(Data about app and page elements)
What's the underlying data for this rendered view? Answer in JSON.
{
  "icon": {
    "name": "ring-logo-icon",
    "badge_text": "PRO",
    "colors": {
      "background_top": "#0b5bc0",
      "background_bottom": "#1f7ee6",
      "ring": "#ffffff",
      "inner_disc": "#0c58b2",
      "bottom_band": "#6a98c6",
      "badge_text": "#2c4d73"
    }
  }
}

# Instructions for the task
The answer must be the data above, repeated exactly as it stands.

# Result for this exercise
What's the underlying data for this rendered view? Answer in JSON.
{
  "icon": {
    "name": "ring-logo-icon",
    "badge_text": "PRO",
    "colors": {
      "background_top": "#0b5bc0",
      "background_bottom": "#1f7ee6",
      "ring": "#ffffff",
      "inner_disc": "#0c58b2",
      "bottom_band": "#6a98c6",
      "badge_text": "#2c4d73"
    }
  }
}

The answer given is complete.